→ Problem statement
Take every line from the data that has the word "JSON" in it.

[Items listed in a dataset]
══════════
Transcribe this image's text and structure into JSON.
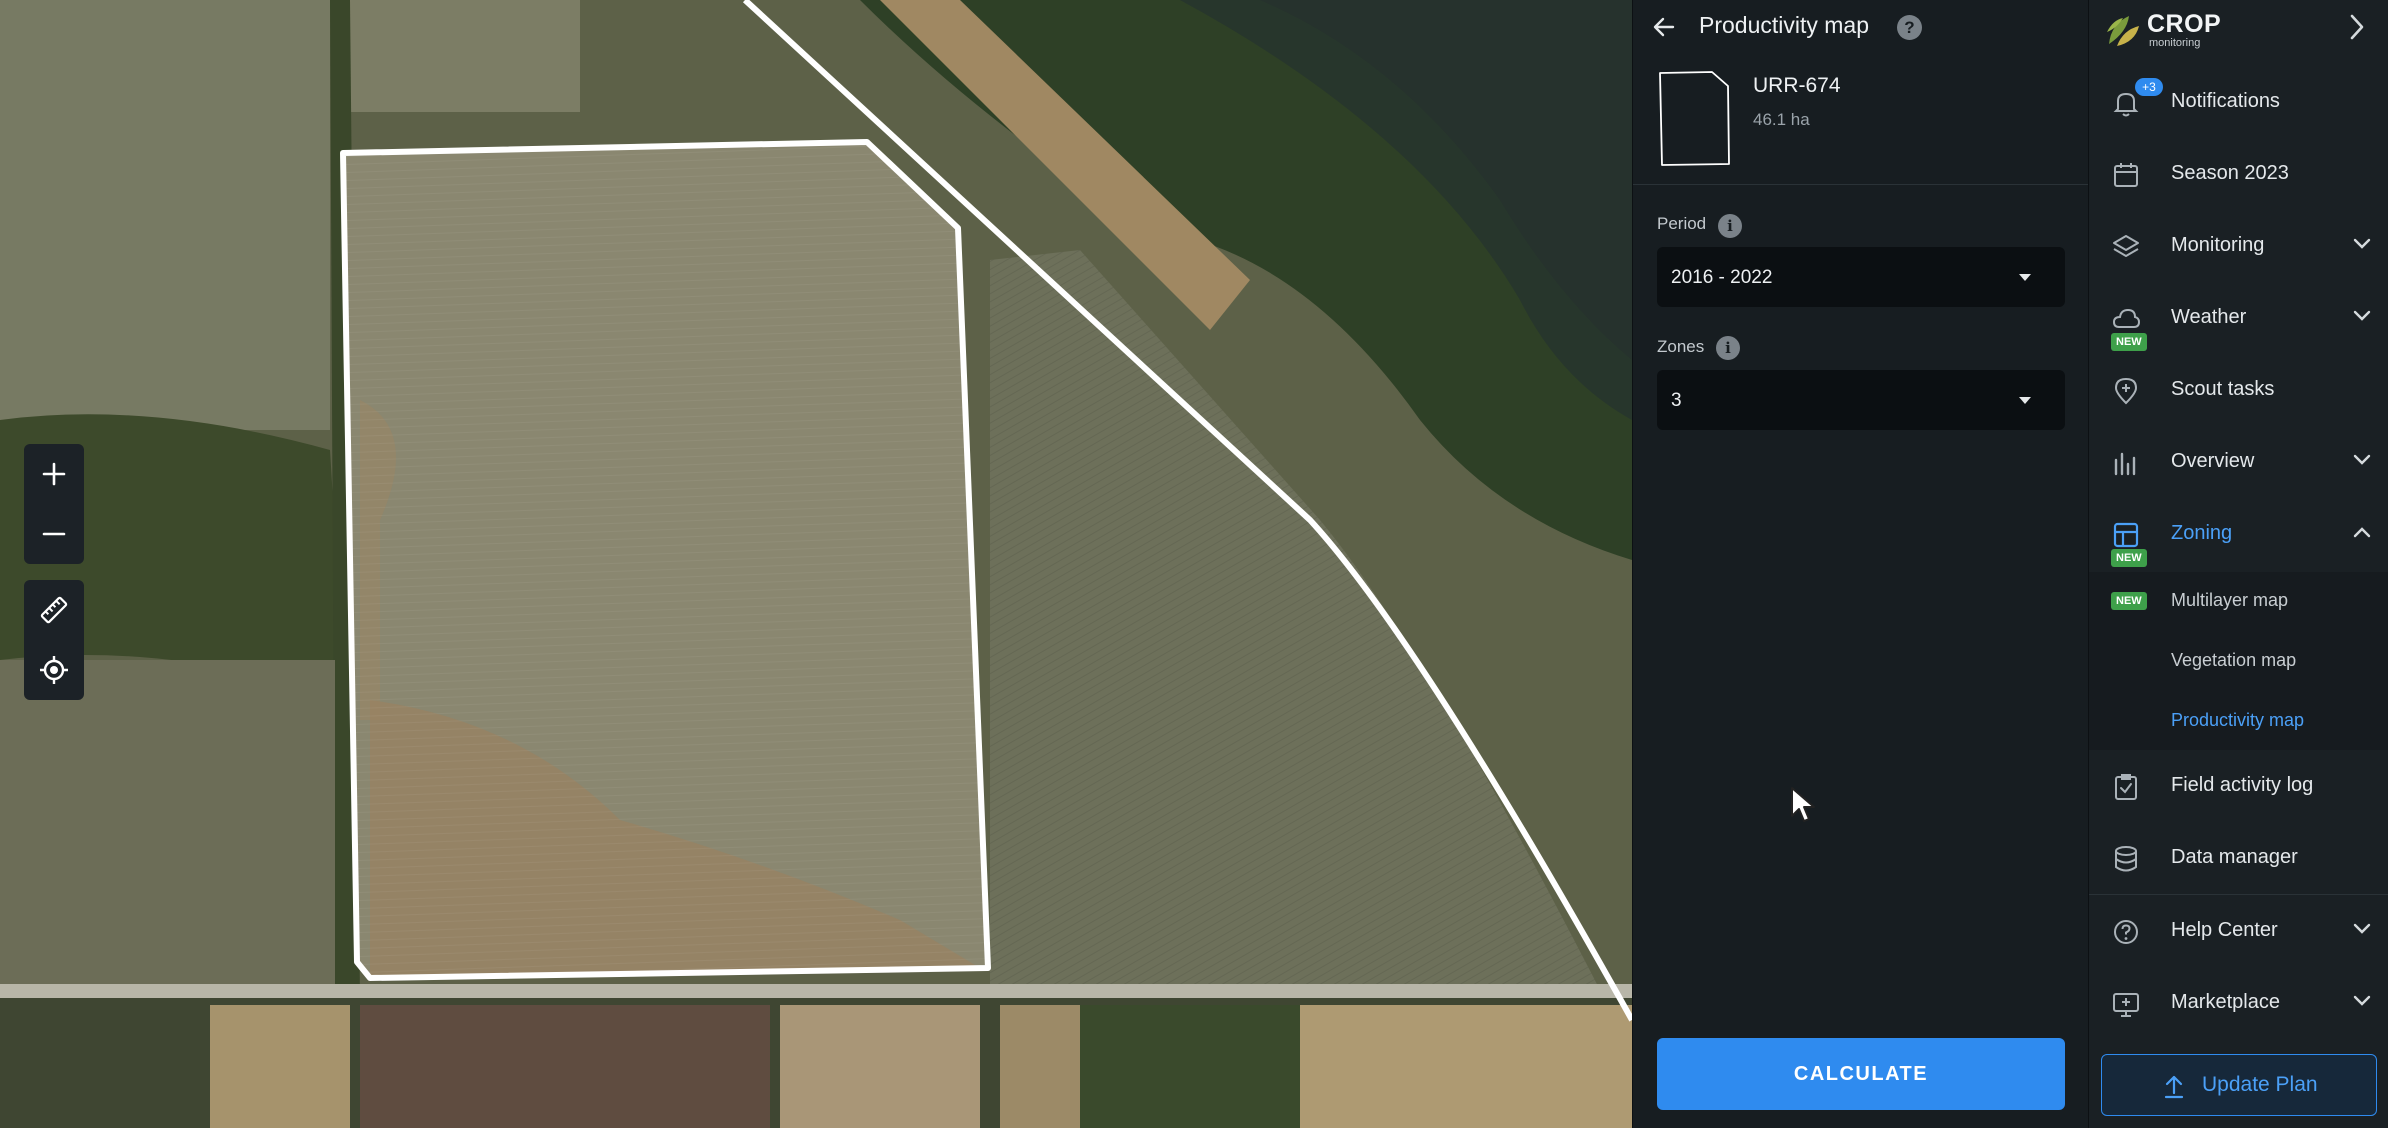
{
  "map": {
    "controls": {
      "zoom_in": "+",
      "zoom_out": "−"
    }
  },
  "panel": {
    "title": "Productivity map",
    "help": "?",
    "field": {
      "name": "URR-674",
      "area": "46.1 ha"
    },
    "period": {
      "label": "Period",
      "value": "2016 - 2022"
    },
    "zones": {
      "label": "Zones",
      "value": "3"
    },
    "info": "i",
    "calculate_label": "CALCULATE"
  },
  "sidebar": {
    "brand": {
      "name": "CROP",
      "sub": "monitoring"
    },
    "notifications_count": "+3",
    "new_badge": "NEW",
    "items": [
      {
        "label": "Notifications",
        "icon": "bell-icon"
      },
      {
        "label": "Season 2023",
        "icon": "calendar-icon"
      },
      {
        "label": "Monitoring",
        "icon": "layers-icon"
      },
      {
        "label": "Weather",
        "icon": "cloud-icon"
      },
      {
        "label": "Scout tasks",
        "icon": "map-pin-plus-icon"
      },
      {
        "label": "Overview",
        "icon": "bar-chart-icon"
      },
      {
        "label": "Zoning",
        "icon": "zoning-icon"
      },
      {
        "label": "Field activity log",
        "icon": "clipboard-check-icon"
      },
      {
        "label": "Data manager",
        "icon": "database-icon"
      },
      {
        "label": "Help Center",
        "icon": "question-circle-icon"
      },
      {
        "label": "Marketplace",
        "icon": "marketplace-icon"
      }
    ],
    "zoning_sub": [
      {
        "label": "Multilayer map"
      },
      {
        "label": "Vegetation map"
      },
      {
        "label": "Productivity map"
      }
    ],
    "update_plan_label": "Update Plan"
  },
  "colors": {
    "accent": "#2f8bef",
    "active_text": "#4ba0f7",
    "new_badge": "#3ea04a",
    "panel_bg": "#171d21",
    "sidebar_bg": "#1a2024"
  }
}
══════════
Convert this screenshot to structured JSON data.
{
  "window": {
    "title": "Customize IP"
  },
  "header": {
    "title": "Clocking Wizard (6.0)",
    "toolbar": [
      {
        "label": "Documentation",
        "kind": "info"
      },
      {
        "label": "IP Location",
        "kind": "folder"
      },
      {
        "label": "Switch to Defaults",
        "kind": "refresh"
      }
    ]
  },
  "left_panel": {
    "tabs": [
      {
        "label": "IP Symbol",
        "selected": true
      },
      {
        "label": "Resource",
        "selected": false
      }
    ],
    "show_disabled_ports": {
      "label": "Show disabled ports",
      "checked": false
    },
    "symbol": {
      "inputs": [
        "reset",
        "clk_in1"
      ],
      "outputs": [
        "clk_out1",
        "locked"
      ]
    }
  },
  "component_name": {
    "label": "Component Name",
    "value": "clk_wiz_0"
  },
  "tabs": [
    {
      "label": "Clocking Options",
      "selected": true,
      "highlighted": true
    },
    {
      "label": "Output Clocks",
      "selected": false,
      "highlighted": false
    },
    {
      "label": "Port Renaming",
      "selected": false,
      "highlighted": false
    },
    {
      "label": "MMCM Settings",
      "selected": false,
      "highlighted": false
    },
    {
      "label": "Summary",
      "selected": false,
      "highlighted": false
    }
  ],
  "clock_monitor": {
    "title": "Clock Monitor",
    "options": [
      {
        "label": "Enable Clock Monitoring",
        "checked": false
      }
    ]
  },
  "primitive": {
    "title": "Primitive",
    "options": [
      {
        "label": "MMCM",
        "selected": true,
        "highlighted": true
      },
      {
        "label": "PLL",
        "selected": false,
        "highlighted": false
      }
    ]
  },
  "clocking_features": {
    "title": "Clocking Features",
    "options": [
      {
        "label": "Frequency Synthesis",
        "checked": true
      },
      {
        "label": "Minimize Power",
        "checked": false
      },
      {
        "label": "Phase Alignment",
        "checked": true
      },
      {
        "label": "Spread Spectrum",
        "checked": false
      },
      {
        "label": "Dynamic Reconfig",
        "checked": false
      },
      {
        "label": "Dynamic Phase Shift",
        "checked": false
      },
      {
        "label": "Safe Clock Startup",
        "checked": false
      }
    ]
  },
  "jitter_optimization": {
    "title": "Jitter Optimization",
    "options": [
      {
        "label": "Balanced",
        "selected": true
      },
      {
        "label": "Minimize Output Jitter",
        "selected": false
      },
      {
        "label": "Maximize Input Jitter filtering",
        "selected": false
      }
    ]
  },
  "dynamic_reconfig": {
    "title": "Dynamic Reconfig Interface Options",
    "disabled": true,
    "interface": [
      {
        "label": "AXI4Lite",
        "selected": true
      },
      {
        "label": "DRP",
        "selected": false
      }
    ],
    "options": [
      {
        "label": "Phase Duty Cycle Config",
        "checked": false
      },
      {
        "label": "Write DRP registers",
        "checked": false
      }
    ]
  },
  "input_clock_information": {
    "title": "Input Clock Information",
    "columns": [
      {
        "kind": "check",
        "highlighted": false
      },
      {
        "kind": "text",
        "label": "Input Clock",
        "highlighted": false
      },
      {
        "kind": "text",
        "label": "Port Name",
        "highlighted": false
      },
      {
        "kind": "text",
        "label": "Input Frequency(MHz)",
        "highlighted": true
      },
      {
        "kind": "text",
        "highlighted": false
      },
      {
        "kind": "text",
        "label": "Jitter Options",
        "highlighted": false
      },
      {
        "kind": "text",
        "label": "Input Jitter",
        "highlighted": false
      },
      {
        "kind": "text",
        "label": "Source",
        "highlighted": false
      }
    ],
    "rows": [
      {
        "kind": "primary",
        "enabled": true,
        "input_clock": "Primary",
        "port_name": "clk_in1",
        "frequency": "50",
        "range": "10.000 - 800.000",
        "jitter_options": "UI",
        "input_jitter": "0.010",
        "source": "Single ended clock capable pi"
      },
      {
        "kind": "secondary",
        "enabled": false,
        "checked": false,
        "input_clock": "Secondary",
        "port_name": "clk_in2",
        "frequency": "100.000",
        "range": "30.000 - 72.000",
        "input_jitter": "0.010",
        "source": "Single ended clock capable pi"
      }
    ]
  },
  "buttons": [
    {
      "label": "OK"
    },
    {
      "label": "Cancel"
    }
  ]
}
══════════
→ Answer to this task
Transcribe this image's text and structure into JSON.
Convert this screenshot to structured JSON data.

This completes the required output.